This expansive Dutch Colonial country house served as the rural retreat of Carter Glass from 1923 until his death in 1946. A foremost public figure of the 20th century, Glass is chiefly remembered for his sponsorship of the Glass-Owen Act of 1913 which established the Federal Reserve banking system. Glass built Montview while serving in the U. S. Senate. It was at Montview that he wrote many of his speeches defending the Federal Reserve System and completed a book on the subject, An Adventure in Constructive Finance. Despite membership in the Democratic party, Glass opposed much of President Roosevelt’s New Deal policy. He later supported Roosevelt’s war efforts and, as chairman of the Senate Appropriations Committee, helped pass measures to pay for military activity. Glass’s funeral was held at Montview. The house is now the office of the president of Liberty University.
Many properties listed in the registers are private dwellings and are not open to the public, however many are visible from the public right-of-way.
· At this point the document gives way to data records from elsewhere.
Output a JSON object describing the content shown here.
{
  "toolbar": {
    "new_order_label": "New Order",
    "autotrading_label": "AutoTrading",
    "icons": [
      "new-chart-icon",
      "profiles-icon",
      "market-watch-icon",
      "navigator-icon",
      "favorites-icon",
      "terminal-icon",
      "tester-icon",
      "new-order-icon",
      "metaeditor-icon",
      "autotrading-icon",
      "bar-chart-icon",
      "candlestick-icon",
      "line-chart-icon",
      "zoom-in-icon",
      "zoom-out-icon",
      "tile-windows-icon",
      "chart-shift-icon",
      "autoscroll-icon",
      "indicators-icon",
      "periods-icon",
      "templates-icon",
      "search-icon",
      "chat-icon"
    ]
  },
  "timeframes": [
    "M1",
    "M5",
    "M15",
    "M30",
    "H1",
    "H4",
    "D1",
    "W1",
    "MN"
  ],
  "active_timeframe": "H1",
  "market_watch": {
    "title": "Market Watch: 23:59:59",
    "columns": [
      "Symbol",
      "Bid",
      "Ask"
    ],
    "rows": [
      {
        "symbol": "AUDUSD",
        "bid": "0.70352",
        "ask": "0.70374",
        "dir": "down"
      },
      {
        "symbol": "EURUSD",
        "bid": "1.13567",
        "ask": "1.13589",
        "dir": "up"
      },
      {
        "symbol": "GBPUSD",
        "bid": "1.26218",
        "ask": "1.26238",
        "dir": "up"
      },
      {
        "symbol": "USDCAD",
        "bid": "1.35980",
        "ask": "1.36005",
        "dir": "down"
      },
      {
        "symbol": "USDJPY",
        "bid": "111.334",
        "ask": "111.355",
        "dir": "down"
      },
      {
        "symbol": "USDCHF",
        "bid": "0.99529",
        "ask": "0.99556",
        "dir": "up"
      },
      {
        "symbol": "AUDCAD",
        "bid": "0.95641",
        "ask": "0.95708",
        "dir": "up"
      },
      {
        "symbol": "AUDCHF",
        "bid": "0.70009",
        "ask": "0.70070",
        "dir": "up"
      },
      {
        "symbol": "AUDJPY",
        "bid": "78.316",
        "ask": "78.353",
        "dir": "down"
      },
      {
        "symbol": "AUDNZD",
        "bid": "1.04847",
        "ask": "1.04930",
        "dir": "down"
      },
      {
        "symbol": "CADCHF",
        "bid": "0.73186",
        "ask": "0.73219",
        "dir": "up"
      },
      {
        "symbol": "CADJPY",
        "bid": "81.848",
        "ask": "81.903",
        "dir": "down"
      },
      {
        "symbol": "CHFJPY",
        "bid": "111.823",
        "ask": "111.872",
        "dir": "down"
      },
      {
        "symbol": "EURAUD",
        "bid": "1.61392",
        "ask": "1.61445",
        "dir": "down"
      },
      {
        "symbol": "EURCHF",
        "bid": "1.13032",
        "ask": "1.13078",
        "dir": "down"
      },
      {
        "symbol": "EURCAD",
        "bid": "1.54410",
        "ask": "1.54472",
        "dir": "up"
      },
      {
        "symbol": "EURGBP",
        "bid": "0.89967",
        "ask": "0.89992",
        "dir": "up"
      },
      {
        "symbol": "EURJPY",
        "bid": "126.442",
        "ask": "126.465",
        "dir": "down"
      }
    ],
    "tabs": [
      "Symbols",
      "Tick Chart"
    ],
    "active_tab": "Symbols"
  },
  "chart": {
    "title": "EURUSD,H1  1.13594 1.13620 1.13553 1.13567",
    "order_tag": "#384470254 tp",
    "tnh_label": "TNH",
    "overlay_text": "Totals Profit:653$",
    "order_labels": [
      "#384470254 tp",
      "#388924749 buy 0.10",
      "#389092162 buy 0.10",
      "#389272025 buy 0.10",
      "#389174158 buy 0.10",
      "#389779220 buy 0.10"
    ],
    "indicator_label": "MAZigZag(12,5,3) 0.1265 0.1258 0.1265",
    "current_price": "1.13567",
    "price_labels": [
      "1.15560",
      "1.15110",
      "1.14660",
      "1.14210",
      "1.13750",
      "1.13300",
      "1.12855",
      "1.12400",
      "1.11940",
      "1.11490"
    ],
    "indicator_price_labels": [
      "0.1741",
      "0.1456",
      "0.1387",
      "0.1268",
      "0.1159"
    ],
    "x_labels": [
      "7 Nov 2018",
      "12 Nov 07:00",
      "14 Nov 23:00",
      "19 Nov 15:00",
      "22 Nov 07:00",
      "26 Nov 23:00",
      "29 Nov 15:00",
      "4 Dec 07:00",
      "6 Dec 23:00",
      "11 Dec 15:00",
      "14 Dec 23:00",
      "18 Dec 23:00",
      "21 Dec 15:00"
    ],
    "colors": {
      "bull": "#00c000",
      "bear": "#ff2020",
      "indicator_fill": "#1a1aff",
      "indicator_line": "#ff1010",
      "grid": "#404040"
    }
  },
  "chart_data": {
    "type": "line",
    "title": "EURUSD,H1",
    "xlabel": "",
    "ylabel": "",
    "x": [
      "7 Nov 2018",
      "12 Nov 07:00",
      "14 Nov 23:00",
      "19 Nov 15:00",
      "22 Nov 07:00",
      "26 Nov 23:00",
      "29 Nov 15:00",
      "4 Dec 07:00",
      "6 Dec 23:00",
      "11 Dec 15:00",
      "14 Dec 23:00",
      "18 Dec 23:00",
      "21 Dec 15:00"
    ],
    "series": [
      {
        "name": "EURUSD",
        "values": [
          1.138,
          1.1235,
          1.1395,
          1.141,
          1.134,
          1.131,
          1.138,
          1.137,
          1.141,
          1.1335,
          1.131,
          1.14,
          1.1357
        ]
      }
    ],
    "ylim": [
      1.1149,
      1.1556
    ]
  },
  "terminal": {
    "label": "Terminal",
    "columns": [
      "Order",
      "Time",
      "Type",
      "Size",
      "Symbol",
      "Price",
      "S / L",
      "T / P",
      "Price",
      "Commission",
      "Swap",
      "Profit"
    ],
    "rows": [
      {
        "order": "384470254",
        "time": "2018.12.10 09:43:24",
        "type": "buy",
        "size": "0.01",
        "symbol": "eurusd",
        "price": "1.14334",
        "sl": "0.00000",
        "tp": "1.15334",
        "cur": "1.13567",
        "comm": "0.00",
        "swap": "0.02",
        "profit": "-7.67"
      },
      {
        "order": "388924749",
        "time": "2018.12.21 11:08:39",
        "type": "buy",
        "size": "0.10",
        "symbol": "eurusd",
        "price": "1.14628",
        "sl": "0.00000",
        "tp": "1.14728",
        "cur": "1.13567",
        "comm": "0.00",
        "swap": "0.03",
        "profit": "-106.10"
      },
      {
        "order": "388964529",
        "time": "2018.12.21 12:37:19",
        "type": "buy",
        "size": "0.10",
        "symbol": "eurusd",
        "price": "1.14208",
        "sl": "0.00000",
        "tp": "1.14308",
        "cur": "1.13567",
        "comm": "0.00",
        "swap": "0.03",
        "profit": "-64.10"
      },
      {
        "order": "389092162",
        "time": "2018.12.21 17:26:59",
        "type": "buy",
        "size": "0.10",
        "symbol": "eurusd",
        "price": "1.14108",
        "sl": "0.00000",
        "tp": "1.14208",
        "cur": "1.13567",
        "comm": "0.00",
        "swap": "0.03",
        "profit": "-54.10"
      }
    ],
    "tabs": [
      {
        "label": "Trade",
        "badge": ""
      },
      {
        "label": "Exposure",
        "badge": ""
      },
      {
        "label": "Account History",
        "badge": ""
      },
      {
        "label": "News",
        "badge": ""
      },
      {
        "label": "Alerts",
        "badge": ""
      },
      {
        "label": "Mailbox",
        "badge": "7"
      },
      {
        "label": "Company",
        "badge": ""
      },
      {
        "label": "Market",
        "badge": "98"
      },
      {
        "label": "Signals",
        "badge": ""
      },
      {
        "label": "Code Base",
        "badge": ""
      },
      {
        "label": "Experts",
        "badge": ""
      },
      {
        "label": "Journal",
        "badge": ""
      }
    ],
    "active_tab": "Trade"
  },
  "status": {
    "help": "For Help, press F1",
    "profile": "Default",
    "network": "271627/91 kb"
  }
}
Please be respectful of owner privacy.
VLR: Virginia Landmarks Register
NPS: National Park Service
NRHP: National Register of Historic Places
NHL: National Historic Landmark